Flu Season Goes from Bad to Worse


via Staff Sgt. Krystie Martinez, US Air Force

A flu vaccine is administered to an airman at Transit Center at Manas, Kyrgyzstan.

Every year, people around the world get vaccinated during flu season in hopes of avoiding the flu’s signature fever, cough, and chills. This year’s flu strain, H3N2, usually causes widespread morbidity and absence from school and work. This year is no different, and as a result, the 2018 flu season has been labeled as “moderately severe.” Despite the fact that flu season is already well underway, experts still recommend vaccination as the most effective method of prevention this late into the season.
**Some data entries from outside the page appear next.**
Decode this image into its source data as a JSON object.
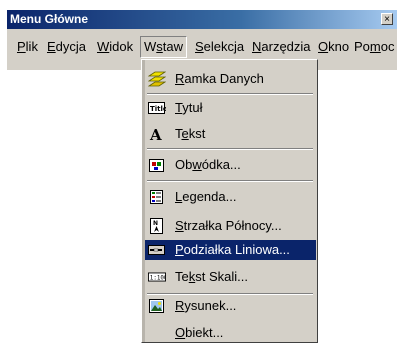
{
  "window": {
    "title": "Menu Główne",
    "close_glyph": "×"
  },
  "menubar": {
    "items": [
      {
        "pre": "",
        "key": "P",
        "post": "lik"
      },
      {
        "pre": "",
        "key": "E",
        "post": "dycja"
      },
      {
        "pre": "",
        "key": "W",
        "post": "idok"
      },
      {
        "pre": "W",
        "key": "s",
        "post": "taw"
      },
      {
        "pre": "",
        "key": "S",
        "post": "elekcja"
      },
      {
        "pre": "",
        "key": "N",
        "post": "arzędzia"
      },
      {
        "pre": "",
        "key": "O",
        "post": "kno"
      },
      {
        "pre": "Po",
        "key": "m",
        "post": "oc"
      }
    ]
  },
  "dropdown": {
    "items": [
      {
        "pre": "",
        "key": "R",
        "post": "amka Danych",
        "icon": "frame-data-icon"
      },
      {
        "pre": "",
        "key": "T",
        "post": "ytuł",
        "icon": "title-icon"
      },
      {
        "pre": "T",
        "key": "e",
        "post": "kst",
        "icon": "text-icon"
      },
      {
        "pre": "Ob",
        "key": "w",
        "post": "ódka...",
        "icon": "border-icon"
      },
      {
        "pre": "",
        "key": "L",
        "post": "egenda...",
        "icon": "legend-icon"
      },
      {
        "pre": "",
        "key": "S",
        "post": "trzałka Północy...",
        "icon": "north-arrow-icon"
      },
      {
        "pre": "",
        "key": "P",
        "post": "odziałka Liniowa...",
        "icon": "scale-bar-icon"
      },
      {
        "pre": "Te",
        "key": "k",
        "post": "st Skali...",
        "icon": "scale-text-icon"
      },
      {
        "pre": "",
        "key": "R",
        "post": "ysunek...",
        "icon": "picture-icon"
      },
      {
        "pre": "",
        "key": "O",
        "post": "biekt...",
        "icon": ""
      }
    ]
  },
  "colors": {
    "highlight": "#0a246a",
    "face": "#d4d0c8"
  }
}
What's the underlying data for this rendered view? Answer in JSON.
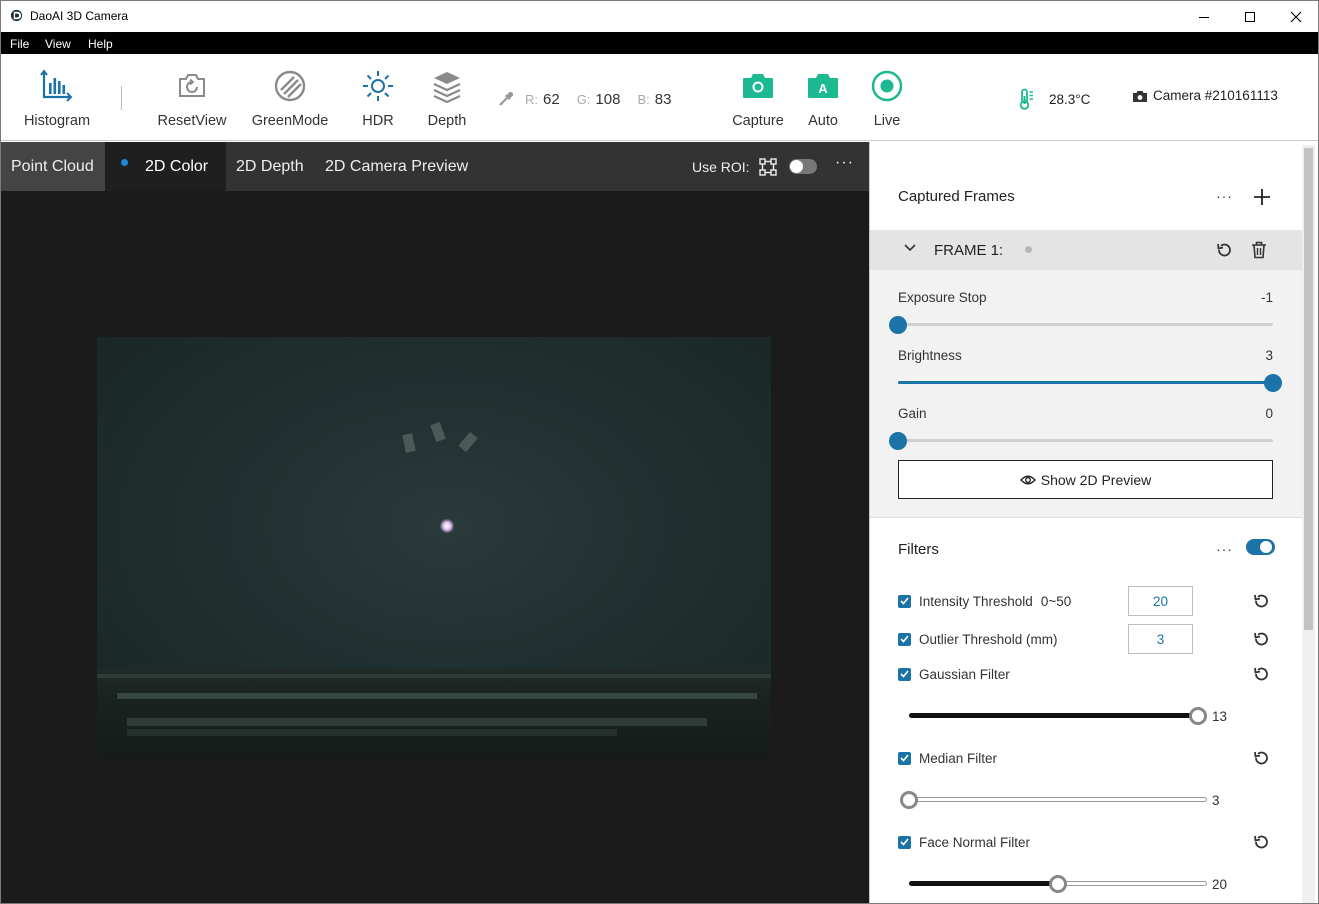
{
  "window": {
    "title": "DaoAI 3D Camera"
  },
  "menu": {
    "items": [
      "File",
      "View",
      "Help"
    ]
  },
  "toolbar": {
    "histogram": "Histogram",
    "reset_view": "ResetView",
    "green_mode": "GreenMode",
    "hdr": "HDR",
    "depth": "Depth",
    "capture": "Capture",
    "auto": "Auto",
    "live": "Live",
    "rgb": {
      "r_label": "R:",
      "r": "62",
      "g_label": "G:",
      "g": "108",
      "b_label": "B:",
      "b": "83"
    },
    "temperature": "28.3°C",
    "camera": "Camera #210161113",
    "accent_color": "#1db992",
    "icon_blue": "#1b73a8"
  },
  "viewer": {
    "tabs": [
      "Point Cloud",
      "2D Color",
      "2D Depth",
      "2D Camera Preview"
    ],
    "active_tab": "2D Color",
    "roi_label": "Use ROI:",
    "roi_enabled": false,
    "more": "···"
  },
  "panel": {
    "captured_frames_title": "Captured Frames",
    "more": "···",
    "frame": {
      "title": "FRAME 1:",
      "exposure_label": "Exposure Stop",
      "exposure_value": "-1",
      "exposure_fraction": 0.0,
      "brightness_label": "Brightness",
      "brightness_value": "3",
      "brightness_fraction": 1.0,
      "gain_label": "Gain",
      "gain_value": "0",
      "gain_fraction": 0.0,
      "preview_button": "Show 2D Preview"
    },
    "filters": {
      "title": "Filters",
      "enabled": true,
      "intensity_label": "Intensity Threshold",
      "intensity_range": "0~50",
      "intensity_value": "20",
      "outlier_label": "Outlier Threshold (mm)",
      "outlier_value": "3",
      "gaussian_label": "Gaussian Filter",
      "gaussian_value": "13",
      "gaussian_fraction": 0.97,
      "median_label": "Median Filter",
      "median_value": "3",
      "median_fraction": 0.0,
      "face_normal_label": "Face Normal Filter",
      "face_normal_value": "20",
      "face_normal_fraction": 0.5
    }
  }
}
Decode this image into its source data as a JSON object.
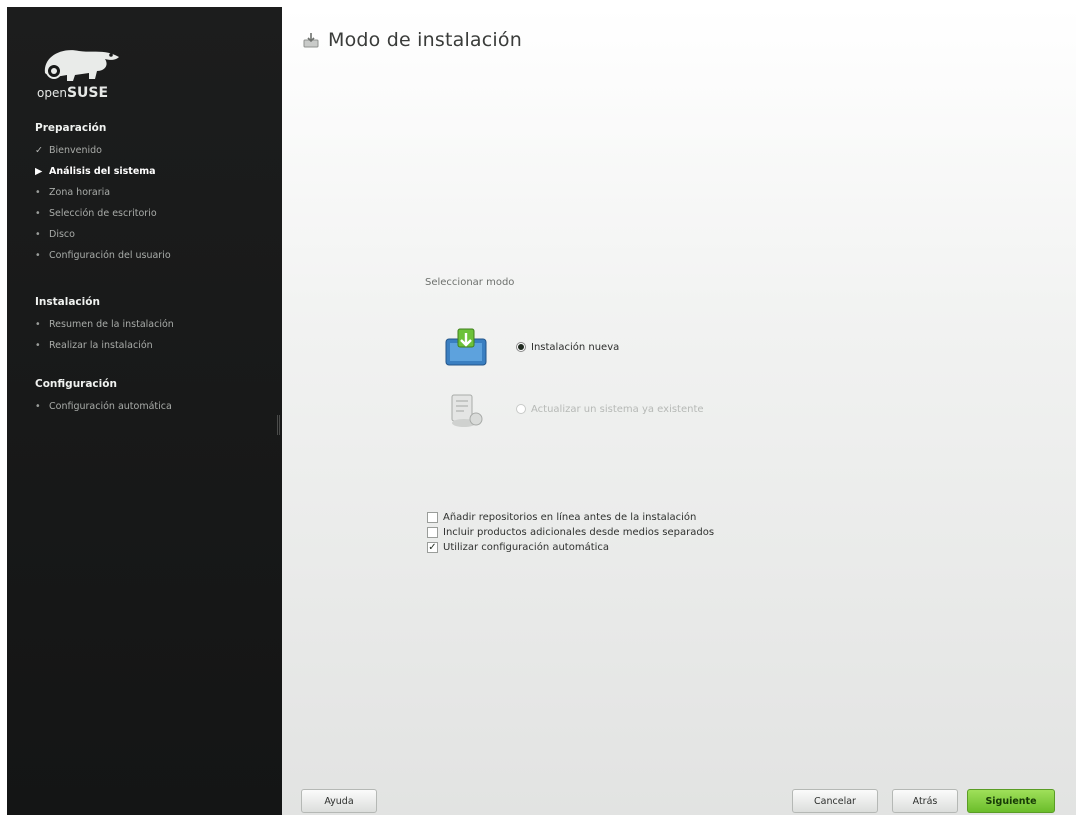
{
  "brand": {
    "prefix": "open",
    "name": "SUSE"
  },
  "sidebar": {
    "sections": [
      {
        "title": "Preparación",
        "steps": [
          {
            "label": "Bienvenido",
            "state": "done"
          },
          {
            "label": "Análisis del sistema",
            "state": "current"
          },
          {
            "label": "Zona horaria",
            "state": "pending"
          },
          {
            "label": "Selección de escritorio",
            "state": "pending"
          },
          {
            "label": "Disco",
            "state": "pending"
          },
          {
            "label": "Configuración del usuario",
            "state": "pending"
          }
        ]
      },
      {
        "title": "Instalación",
        "steps": [
          {
            "label": "Resumen de la instalación",
            "state": "pending"
          },
          {
            "label": "Realizar la instalación",
            "state": "pending"
          }
        ]
      },
      {
        "title": "Configuración",
        "steps": [
          {
            "label": "Configuración automática",
            "state": "pending"
          }
        ]
      }
    ]
  },
  "main": {
    "title": "Modo de instalación",
    "select_label": "Seleccionar modo",
    "options": {
      "new": {
        "label": "Instalación nueva",
        "selected": true,
        "icon": "new-install-icon"
      },
      "update": {
        "label": "Actualizar un sistema ya existente",
        "selected": false,
        "disabled": true,
        "icon": "update-system-icon"
      }
    },
    "checkboxes": {
      "online_repos": {
        "label": "Añadir repositorios en línea antes de la instalación",
        "checked": false
      },
      "addon_products": {
        "label": "Incluir productos adicionales desde medios separados",
        "checked": false
      },
      "auto_config": {
        "label": "Utilizar configuración automática",
        "checked": true
      }
    }
  },
  "footer": {
    "help": "Ayuda",
    "abort": "Cancelar",
    "back": "Atrás",
    "next": "Siguiente"
  },
  "colors": {
    "sidebar_bg": "#181919",
    "accent_green": "#73c232",
    "main_bg": "#eeefee"
  }
}
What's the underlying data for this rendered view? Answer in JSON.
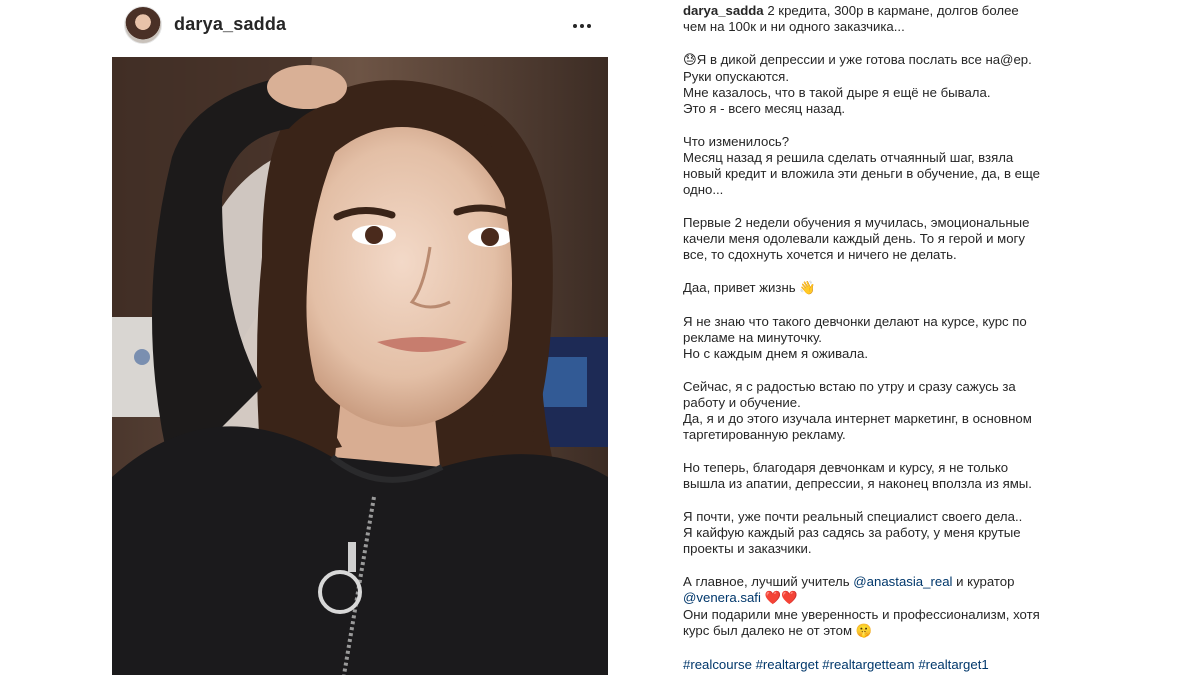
{
  "post": {
    "username": "darya_sadda",
    "more_label": "•••"
  },
  "caption": {
    "username": "darya_sadda",
    "p1": "2 кредита, 300р в кармане, долгов более чем на 100к и  ни одного заказчика...",
    "p2_emoji": "😓",
    "p2_l1": "Я в дикой депрессии и уже готова послать все на@ер. Руки опускаются.",
    "p2_l2": "Мне казалось, что в такой дыре я ещё не бывала.",
    "p2_l3": "Это я - всего месяц назад.",
    "p3_l1": "Что изменилось?",
    "p3_l2": "Месяц назад я решила сделать отчаянный шаг, взяла новый кредит и вложила эти деньги в обучение, да, в еще одно...",
    "p4": "Первые 2 недели обучения я мучилась, эмоциональные качели меня одолевали каждый день. То я герой и могу все, то сдохнуть хочется и ничего не делать.",
    "p5_text": "Даа, привет жизнь",
    "p5_emoji": "👋",
    "p6_l1": "Я не знаю что такого девчонки делают на курсе, курс по рекламе на минуточку.",
    "p6_l2": "Но с каждым днем я оживала.",
    "p7_l1": "Сейчас, я с радостью встаю по утру и сразу сажусь за работу и обучение.",
    "p7_l2": "Да, я и до этого изучала интернет маркетинг, в основном таргетированную рекламу.",
    "p8": "Но теперь, благодаря девчонкам и курсу, я не только вышла из апатии, депрессии, я наконец вползла из ямы.",
    "p9_l1": "Я почти, уже почти реальный специалист своего дела..",
    "p9_l2": "Я кайфую каждый раз садясь за работу, у меня крутые проекты и заказчики.",
    "p10_a": "А главное, лучший учитель",
    "mention1": "@anastasia_real",
    "p10_b": "и куратор",
    "mention2": "@venera.safi",
    "hearts": "❤️❤️",
    "p10_c": "Они подарили мне уверенность и профессионализм, хотя курс был далеко не от этом",
    "p10_emoji": "🤫",
    "hashtags": [
      "#realcourse",
      "#realtarget",
      "#realtargetteam",
      "#realtarget1"
    ]
  },
  "colors": {
    "text": "#262626",
    "link": "#00376b",
    "background": "#ffffff"
  }
}
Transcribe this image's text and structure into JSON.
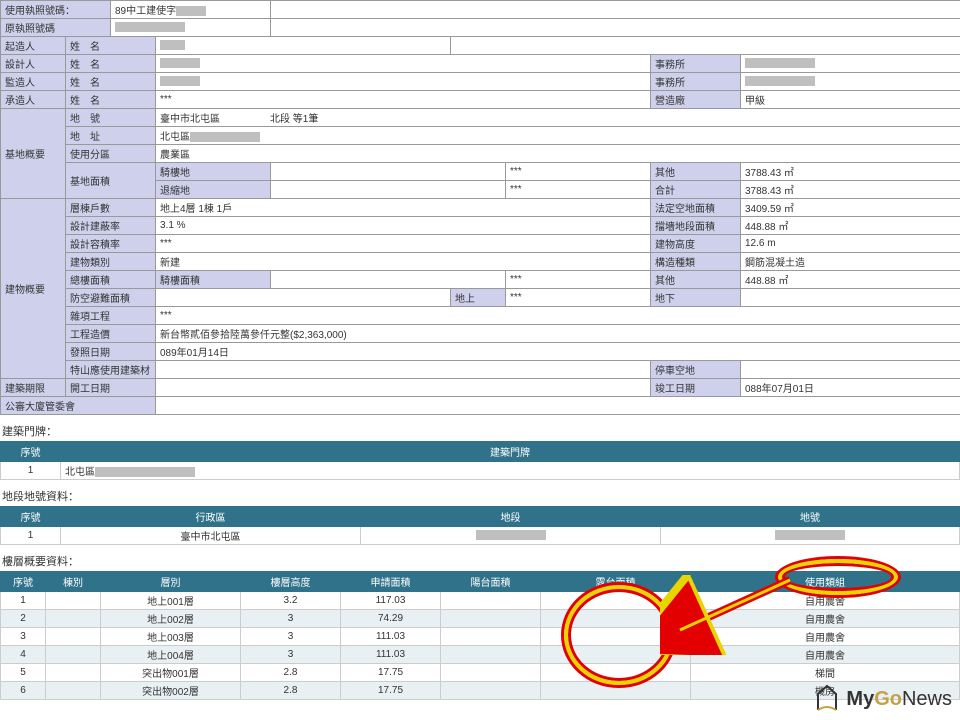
{
  "top": {
    "use_license_label": "使用執照號碼：",
    "use_license_value": "89中工建使字",
    "orig_license_label": "原執照號碼",
    "orig_license_value": "",
    "owner_label": "起造人",
    "designer_label": "設計人",
    "supervisor_label": "監造人",
    "contractor_label": "承造人",
    "name_label": "姓　名",
    "office_label": "事務所",
    "builder_label": "營造廠",
    "builder_value": "甲級"
  },
  "site": {
    "section_label": "基地概要",
    "lot_label": "地　號",
    "lot_value": "臺中市北屯區　　　　　北段 等1筆",
    "addr_label": "地　址",
    "addr_value": "北屯區",
    "zone_label": "使用分區",
    "zone_value": "農業區",
    "area_label": "基地面積",
    "riparian_label": "騎樓地",
    "riparian_value": "***",
    "retreat_label": "退縮地",
    "retreat_value": "***",
    "other_label": "其他",
    "other_value": "3788.43 ㎡",
    "total_label": "合計",
    "total_value": "3788.43 ㎡"
  },
  "bldg": {
    "section_label": "建物概要",
    "floors_label": "層棟戶數",
    "floors_value": "地上4層 1棟 1戶",
    "legal_open_label": "法定空地面積",
    "legal_open_value": "3409.59 ㎡",
    "cov_label": "設計建蔽率",
    "cov_value": "3.1 %",
    "retaining_area_label": "擋墻地段面積",
    "retaining_area_value": "448.88 ㎡",
    "far_label": "設計容積率",
    "far_value": "***",
    "height_label": "建物高度",
    "height_value": "12.6 m",
    "struct_type_label": "建物類別",
    "struct_type_value": "新建",
    "main_struct_label": "構造種類",
    "main_struct_value": "鋼筋混凝土造",
    "total_area_label": "總樓面積",
    "total_area_sub_label": "騎樓面積",
    "total_area_sub_value": "***",
    "other2_label": "其他",
    "other2_value": "448.88 ㎡",
    "prevent_label": "防空避難面積",
    "above_label": "地上",
    "above_value": "***",
    "below_label": "地下",
    "below_value": "",
    "misc_label": "雜項工程",
    "misc_value": "***",
    "cost_label": "工程造價",
    "cost_value": "新台幣貳佰參拾陸萬參仟元整($2,363,000)",
    "issue_label": "發照日期",
    "issue_value": "089年01月14日",
    "note_blank_label": "特山應使用建築材",
    "parking_label": "停車空地",
    "parking_value": ""
  },
  "period": {
    "section_label": "建築期限",
    "start_label": "開工日期",
    "end_label": "竣工日期",
    "end_value": "088年07月01日",
    "public_label": "公審大廈管委會"
  },
  "doors": {
    "title": "建築門牌：",
    "cols": {
      "seq": "序號",
      "door": "建築門牌"
    },
    "rows": [
      {
        "seq": "1",
        "door": "北屯區"
      }
    ]
  },
  "land": {
    "title": "地段地號資料：",
    "cols": {
      "seq": "序號",
      "district": "行政區",
      "section": "地段",
      "lot": "地號"
    },
    "rows": [
      {
        "seq": "1",
        "district": "臺中市北屯區",
        "section": "",
        "lot": ""
      }
    ]
  },
  "floors": {
    "title": "樓層概要資料：",
    "cols": {
      "seq": "序號",
      "building": "棟別",
      "floor": "層別",
      "height": "樓層高度",
      "apply_area": "申請面積",
      "balcony": "陽台面積",
      "terrace": "露台面積",
      "use": "使用類組"
    },
    "rows": [
      {
        "seq": "1",
        "building": "",
        "floor": "地上001層",
        "height": "3.2",
        "apply_area": "117.03",
        "balcony": "",
        "terrace": "",
        "use": "自用農舍"
      },
      {
        "seq": "2",
        "building": "",
        "floor": "地上002層",
        "height": "3",
        "apply_area": "74.29",
        "balcony": "",
        "terrace": "",
        "use": "自用農舍"
      },
      {
        "seq": "3",
        "building": "",
        "floor": "地上003層",
        "height": "3",
        "apply_area": "111.03",
        "balcony": "",
        "terrace": "",
        "use": "自用農舍"
      },
      {
        "seq": "4",
        "building": "",
        "floor": "地上004層",
        "height": "3",
        "apply_area": "111.03",
        "balcony": "",
        "terrace": "",
        "use": "自用農舍"
      },
      {
        "seq": "5",
        "building": "",
        "floor": "突出物001層",
        "height": "2.8",
        "apply_area": "17.75",
        "balcony": "",
        "terrace": "",
        "use": "梯間"
      },
      {
        "seq": "6",
        "building": "",
        "floor": "突出物002層",
        "height": "2.8",
        "apply_area": "17.75",
        "balcony": "",
        "terrace": "",
        "use": "機房"
      }
    ]
  },
  "logo": {
    "my": "My",
    "go": "Go",
    "news": "News"
  }
}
Pine Crest student Olivia Winnick made the decision, along with her family to get the flu shot, and said, “I’ve had the flu in the past, and I certainly don’t want to get it again, so I decided to go to my local pharmacy and get a flu shot. So far, I have not gotten sick, and I have my fingers crossed that I will be able to make it out of this flu season unscathed.” Many other Pine Crest students have not been as fortunate as Olivia and have contracted the virus. Tiana Brannan, a sophomore and an avid swimmer on the Pine Crest Swim team, described her experience with the flu and said “The flu is miserable. I am fortunate to be healthy again, and I hope everybody who has the flu recovers quickly.”

Pine Crest students are not the only ones bracing for this year’s flu season. Administration has been working hard to ensure that everyone is protected. On January 19th, administration sent out an email out to students and their families warning of the flu’s spread and providing the best practices to keep students healthy.

In the email, school nurse Ms. Fairbanks wrote, “Our housekeeping personnel continues to follow school and classroom cleaning procedures diligently. We also encourage everyone to wash their hands frequently to prevent the spread of germs. Please help us by observing your child for any symptoms, and keeping them home if they become ill.” Furthermore, Mrs. Promnitz said, “We are advising students and parents when they call to stay home until all symptoms are gone, especially a fever. Students should not return to school until they’ve been fever-free for 24 hours. We’ve been sharing that message consistently with families. We’ve also spoken with teachers about wiping down door handles and desks and tables to stop the spread of germs and to also be really flexible with students when they’re coming back from being sick so that they have a chance to fully recover before they try to jump in with two feet right back into their school work.”

The CDC estimates that the flu generally kills about 12,000 people annually, and in a severe year, such as 2018, it can kill up to 56,000 people. Although it is a particularly bad flu season, these tips can help keep our community healthy, safe, and secure:

  1. If you contract the virus, stay home to prevent spreading the illness to others.
  2. Cover your mouth and nose when you sneeze.
  3. Wash your hands as often as possible.
  4. Avoid touching your eyes, mouth, or nose.
  5. Avoid close contact with people who are sick.

Remember, it’s still not too late to get vaccinated.

Photo Source: Krystie Martinez